Dataset records
__________________________________________________

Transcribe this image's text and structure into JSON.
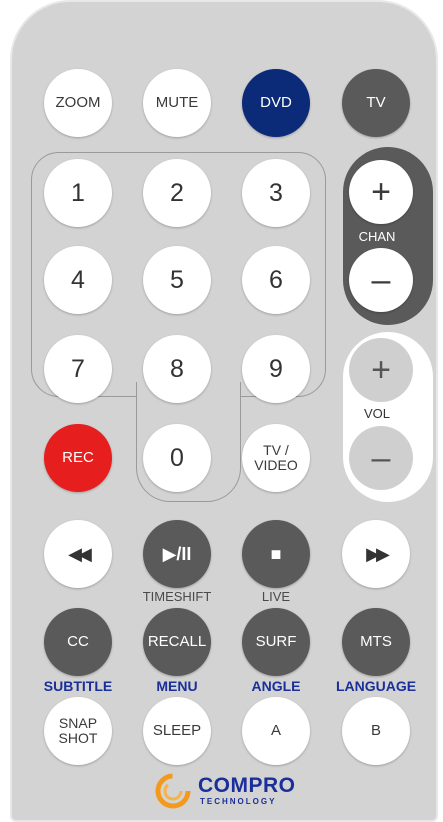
{
  "top_row": {
    "zoom": "ZOOM",
    "mute": "MUTE",
    "dvd": "DVD",
    "tv": "TV"
  },
  "keypad": [
    "1",
    "2",
    "3",
    "4",
    "5",
    "6",
    "7",
    "8",
    "9",
    "0"
  ],
  "chan": {
    "plus": "+",
    "label": "CHAN",
    "minus": "–"
  },
  "vol": {
    "plus": "+",
    "label": "VOL",
    "minus": "–"
  },
  "rec": "REC",
  "tv_video": "TV /\nVIDEO",
  "transport": {
    "rewind": "◀◀",
    "play_pause": "▶/II",
    "stop": "■",
    "forward": "▶▶"
  },
  "transport_labels": {
    "timeshift": "TIMESHIFT",
    "live": "LIVE"
  },
  "function_row": {
    "cc": "CC",
    "recall": "RECALL",
    "surf": "SURF",
    "mts": "MTS"
  },
  "function_labels": {
    "subtitle": "SUBTITLE",
    "menu": "MENU",
    "angle": "ANGLE",
    "language": "LANGUAGE"
  },
  "bottom_row": {
    "snapshot": "SNAP\nSHOT",
    "sleep": "SLEEP",
    "a": "A",
    "b": "B"
  },
  "logo": {
    "brand": "COMPRO",
    "sub": "TECHNOLOGY"
  },
  "colors": {
    "body": "#d3d3d3",
    "dark": "#5a5a5a",
    "navy": "#0b2a78",
    "rec": "#e61e1e",
    "label_blue": "#1a2f99",
    "logo_orange": "#f39a1e"
  }
}
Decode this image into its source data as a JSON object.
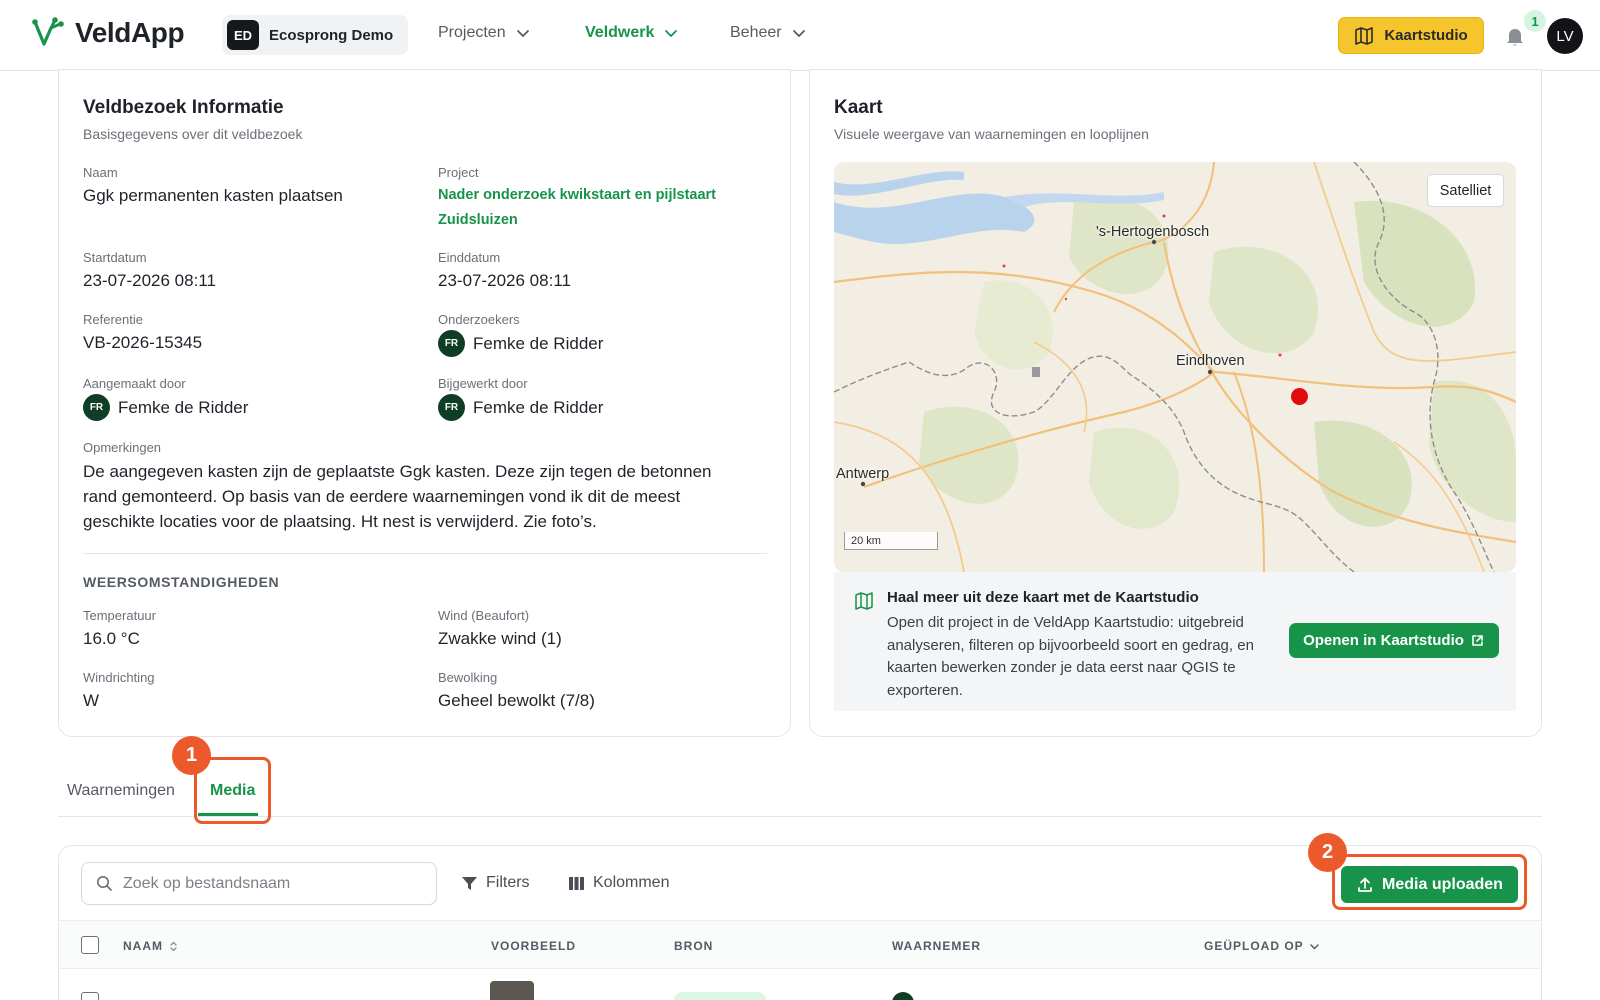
{
  "app": {
    "logo_text": "VeldApp",
    "org_initials": "ED",
    "org_name": "Ecosprong Demo"
  },
  "nav": {
    "items": [
      {
        "label": "Projecten",
        "active": false
      },
      {
        "label": "Veldwerk",
        "active": true
      },
      {
        "label": "Beheer",
        "active": false
      }
    ],
    "studio_button": "Kaartstudio",
    "notification_count": "1",
    "user_initials": "LV"
  },
  "info": {
    "title": "Veldbezoek Informatie",
    "subtitle": "Basisgegevens over dit veldbezoek",
    "naam_label": "Naam",
    "naam_value": "Ggk permanenten kasten plaatsen",
    "project_label": "Project",
    "project_value": "Nader onderzoek kwikstaart en pijlstaart Zuidsluizen",
    "startdatum_label": "Startdatum",
    "startdatum_value": "23-07-2026 08:11",
    "einddatum_label": "Einddatum",
    "einddatum_value": "23-07-2026 08:11",
    "referentie_label": "Referentie",
    "referentie_value": "VB-2026-15345",
    "onderzoekers_label": "Onderzoekers",
    "onderzoekers_initials": "FR",
    "onderzoekers_value": "Femke de Ridder",
    "aangemaakt_label": "Aangemaakt door",
    "aangemaakt_initials": "FR",
    "aangemaakt_value": "Femke de Ridder",
    "bijgewerkt_label": "Bijgewerkt door",
    "bijgewerkt_initials": "FR",
    "bijgewerkt_value": "Femke de Ridder",
    "opmerkingen_label": "Opmerkingen",
    "opmerkingen_value": "De aangegeven kasten zijn de geplaatste Ggk kasten. Deze zijn tegen de betonnen rand gemonteerd. Op basis van de eerdere waarnemingen vond ik dit de meest geschikte locaties voor de plaatsing. Ht nest is verwijderd. Zie foto’s.",
    "weather_heading": "WEERSOMSTANDIGHEDEN",
    "temperatuur_label": "Temperatuur",
    "temperatuur_value": "16.0 °C",
    "wind_label": "Wind (Beaufort)",
    "wind_value": "Zwakke wind (1)",
    "windrichting_label": "Windrichting",
    "windrichting_value": "W",
    "bewolking_label": "Bewolking",
    "bewolking_value": "Geheel bewolkt (7/8)"
  },
  "map": {
    "title": "Kaart",
    "subtitle": "Visuele weergave van waarnemingen en looplijnen",
    "satellite_button": "Satelliet",
    "places": [
      "'s-Hertogenbosch",
      "Eindhoven",
      "Antwerp"
    ],
    "scale_label": "20 km",
    "promo_title": "Haal meer uit deze kaart met de Kaartstudio",
    "promo_text": "Open dit project in de VeldApp Kaartstudio: uitgebreid analyseren, filteren op bijvoorbeeld soort en gedrag, en kaarten bewerken zonder je data eerst naar QGIS te exporteren.",
    "open_button": "Openen in Kaartstudio"
  },
  "tabs": [
    {
      "label": "Waarnemingen",
      "active": false
    },
    {
      "label": "Media",
      "active": true
    }
  ],
  "callouts": [
    "1",
    "2"
  ],
  "media": {
    "search_placeholder": "Zoek op bestandsnaam",
    "filters_label": "Filters",
    "columns_label": "Kolommen",
    "upload_button": "Media uploaden",
    "columns": [
      "NAAM",
      "VOORBEELD",
      "BRON",
      "WAARNEMER",
      "GEÜPLOAD OP"
    ]
  },
  "colors": {
    "brand_green": "#17944a",
    "accent_yellow": "#f5c52e",
    "highlight_orange": "#ec5a2c",
    "marker_red": "#e10d0d"
  }
}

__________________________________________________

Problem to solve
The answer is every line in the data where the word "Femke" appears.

Response below
    "onderzoekers_value": "Femke de Ridder",
    "aangemaakt_value": "Femke de Ridder",
    "bijgewerkt_value": "Femke de Ridder",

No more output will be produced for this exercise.